COMMISSIONERS APPOINTED BY THE STATE OF GEORGIA: Abraham Baldwin, James Jackson, and John Milledge.

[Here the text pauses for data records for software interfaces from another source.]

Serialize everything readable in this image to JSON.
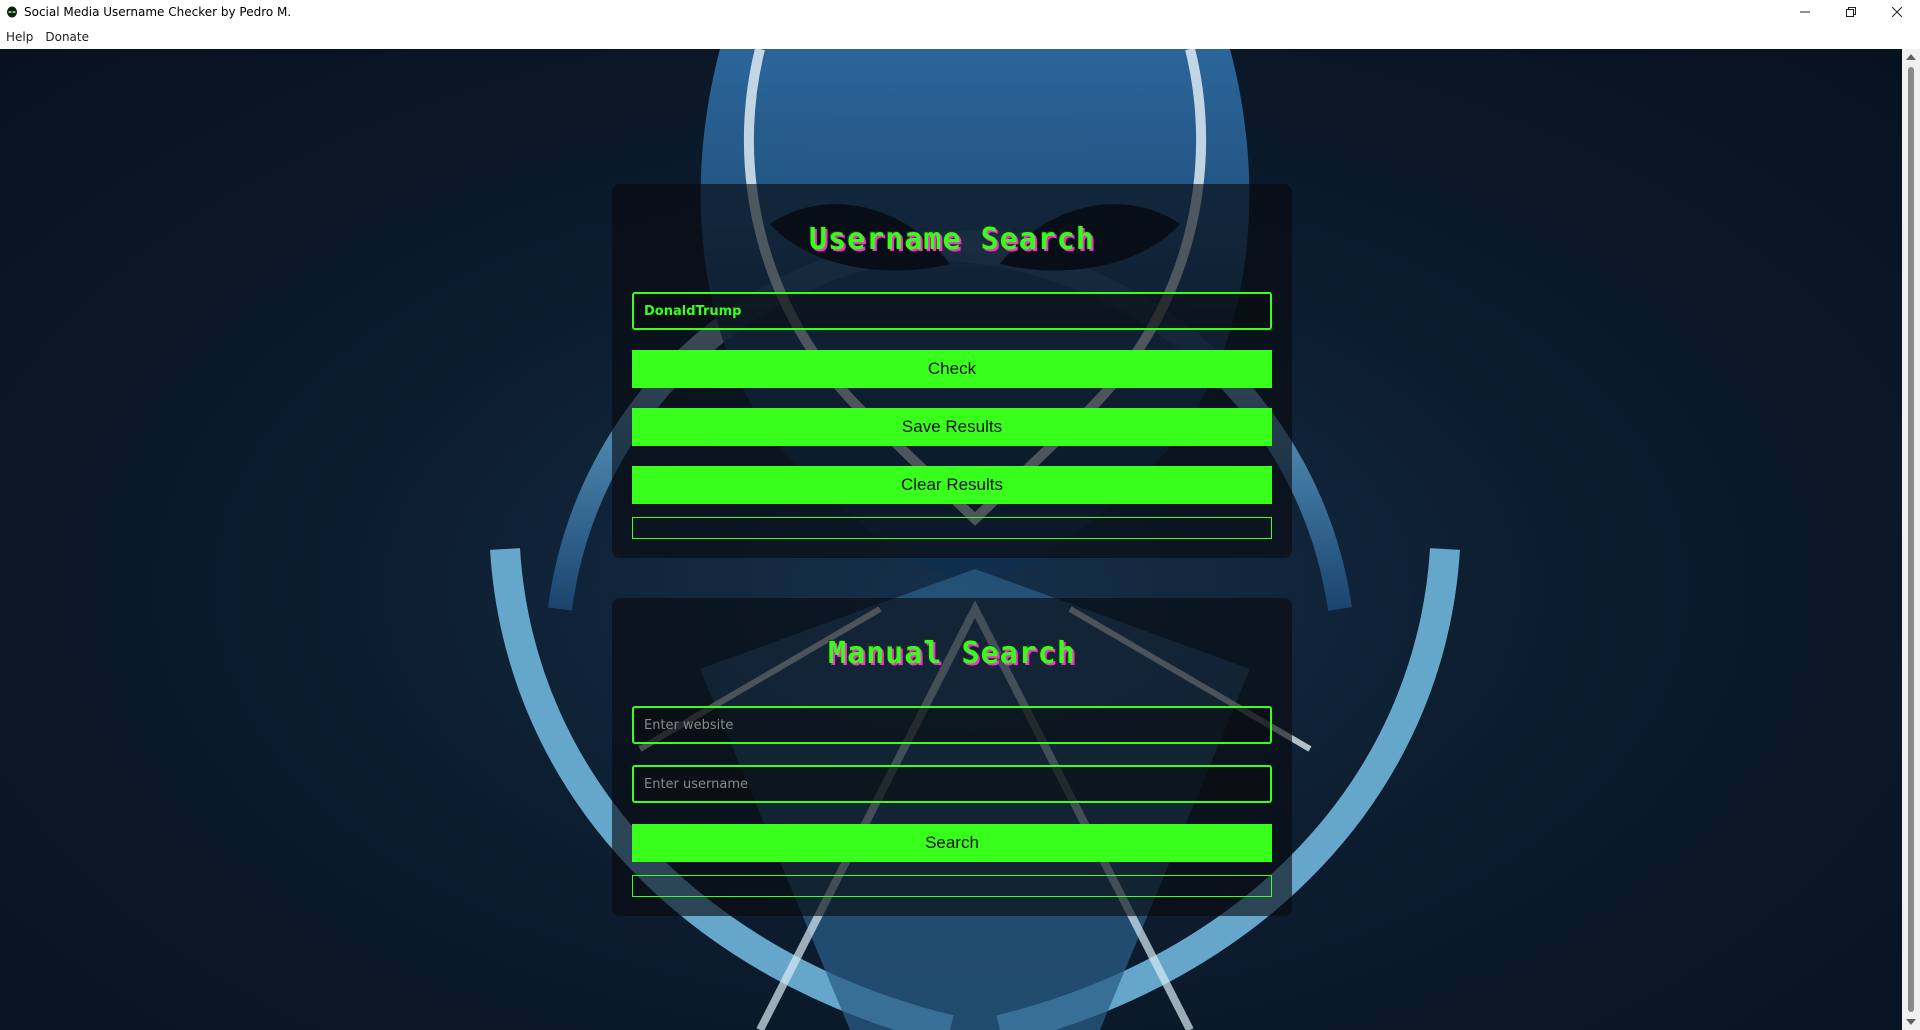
{
  "window": {
    "title": "Social Media Username Checker by Pedro M.",
    "icon": "alien-icon"
  },
  "menu": {
    "items": [
      {
        "label": "Help"
      },
      {
        "label": "Donate"
      }
    ]
  },
  "colors": {
    "accent": "#38ff1c",
    "heading_shadow": "#ff2dd1",
    "background": "#0c1c2e"
  },
  "username_search": {
    "heading": "Username Search",
    "input_value": "DonaldTrump",
    "check_label": "Check",
    "save_label": "Save Results",
    "clear_label": "Clear Results",
    "result_text": ""
  },
  "manual_search": {
    "heading": "Manual Search",
    "website_placeholder": "Enter website",
    "username_placeholder": "Enter username",
    "search_label": "Search",
    "result_text": ""
  }
}
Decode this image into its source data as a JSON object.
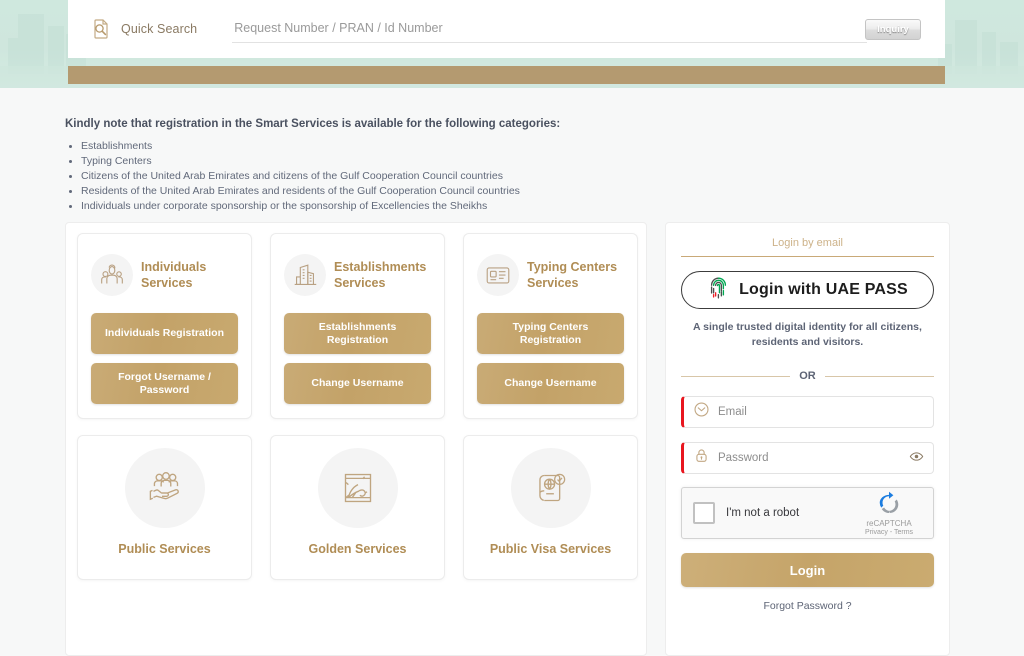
{
  "colors": {
    "banner_teal": "#cfe8de",
    "gold_bar": "#b49a70",
    "gold_accent": "#c3a268",
    "gold_text": "#b08d55",
    "required_red": "#e8161f",
    "text_slate": "#5d6475"
  },
  "header": {
    "quick_search_label": "Quick Search",
    "search_placeholder": "Request Number / PRAN / Id Number",
    "search_value": "",
    "inquiry_label": "Inquiry",
    "quick_search_icon": "document-search-icon"
  },
  "notice": {
    "title": "Kindly note that registration in the Smart Services is available for the following categories:",
    "items": [
      "Establishments",
      "Typing Centers",
      "Citizens of the United Arab Emirates and citizens of the Gulf Cooperation Council countries",
      "Residents of the United Arab Emirates and residents of the Gulf Cooperation Council countries",
      "Individuals under corporate sponsorship or the sponsorship of Excellencies the Sheikhs"
    ]
  },
  "services": {
    "cards": [
      {
        "title": "Individuals Services",
        "icon": "individuals-icon",
        "buttons": [
          "Individuals Registration",
          "Forgot Username / Password"
        ]
      },
      {
        "title": "Establishments Services",
        "icon": "establishments-icon",
        "buttons": [
          "Establishments Registration",
          "Change Username"
        ]
      },
      {
        "title": "Typing Centers Services",
        "icon": "typing-centers-icon",
        "buttons": [
          "Typing Centers Registration",
          "Change Username"
        ]
      }
    ],
    "cards_secondary": [
      {
        "label": "Public Services",
        "icon": "public-services-icon"
      },
      {
        "label": "Golden Services",
        "icon": "golden-services-icon"
      },
      {
        "label": "Public Visa Services",
        "icon": "public-visa-services-icon"
      }
    ]
  },
  "login": {
    "tab_label": "Login by email",
    "uaepass_button": "Login with UAE PASS",
    "uaepass_icon": "fingerprint-icon",
    "uaepass_subtitle": "A single trusted digital identity for all citizens, residents and visitors.",
    "or_label": "OR",
    "email_placeholder": "Email",
    "email_value": "",
    "email_icon": "envelope-icon",
    "password_placeholder": "Password",
    "password_value": "",
    "password_icon": "lock-icon",
    "password_toggle_icon": "eye-icon",
    "recaptcha": {
      "label": "I'm not a robot",
      "brand": "reCAPTCHA",
      "links": "Privacy - Terms",
      "checked": false
    },
    "login_button": "Login",
    "forgot_password": "Forgot Password ?"
  }
}
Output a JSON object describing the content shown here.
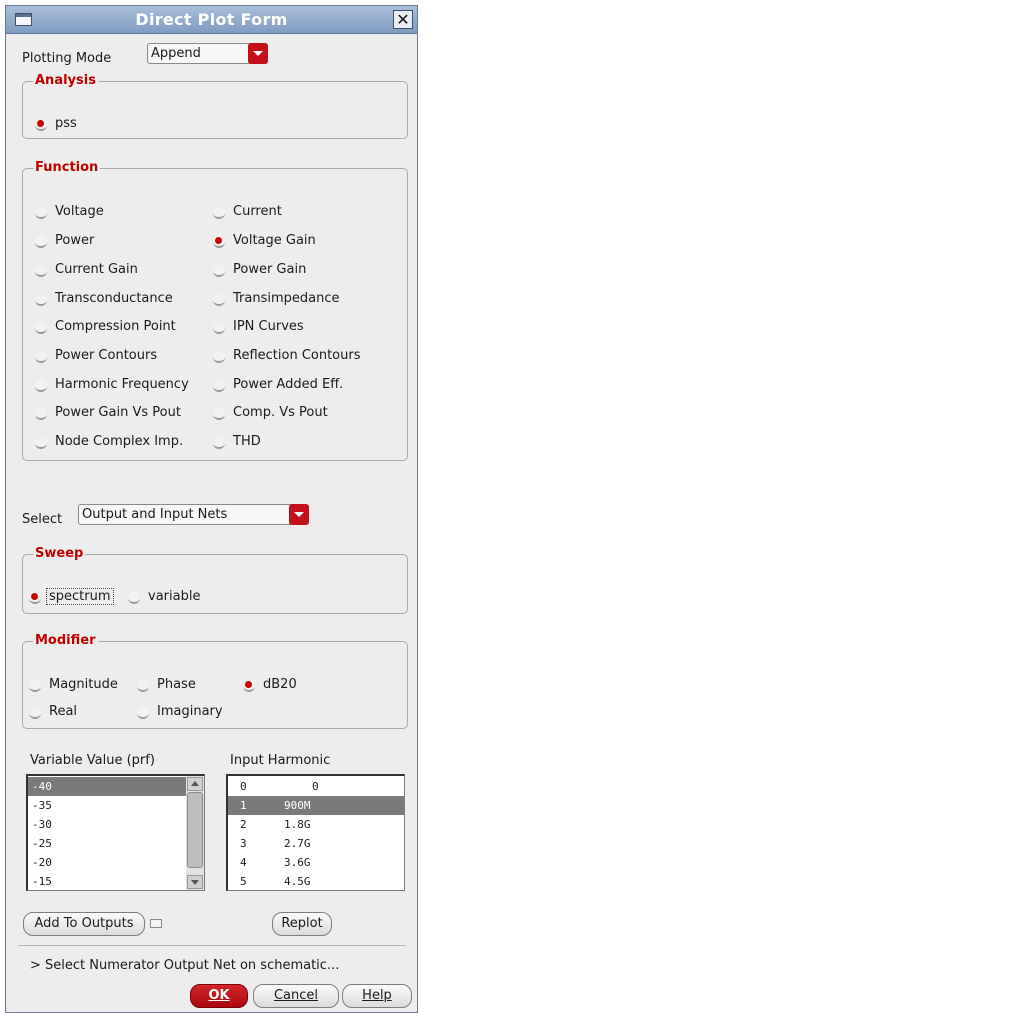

TJ’s message was read in the Senate and House of Representatives on 26 Apr. Three days later, on 29 Apr., the Senate referred it to a committee consisting of Uriah Tracy, Stevens Thomson Mason, and John Breckinridge. Reporting on 1 May, Tracy stated that due to the “very late hour of the session” and a “total want of all information and facts” on the subject, the committee could not “recommend any measure as necessary to be adopted on the subject.” On 3 May, the last day of the session, the House defeated a resolution calling for the repeal of that portion of the act of Congress that authorized the commissioners of the United States to “conclusively settle by compromise” the western land claims of the state of Georgia (JS description begins Journal of the Senate of the United States, Washington, D.C., 1820–21, 5 vols. description ends , 3:222, 227, 231; JHR description begins Journal of the House of Representatives of the United States, Washington, D.C., 1826, 9 vols. description ends , 4:222, 237).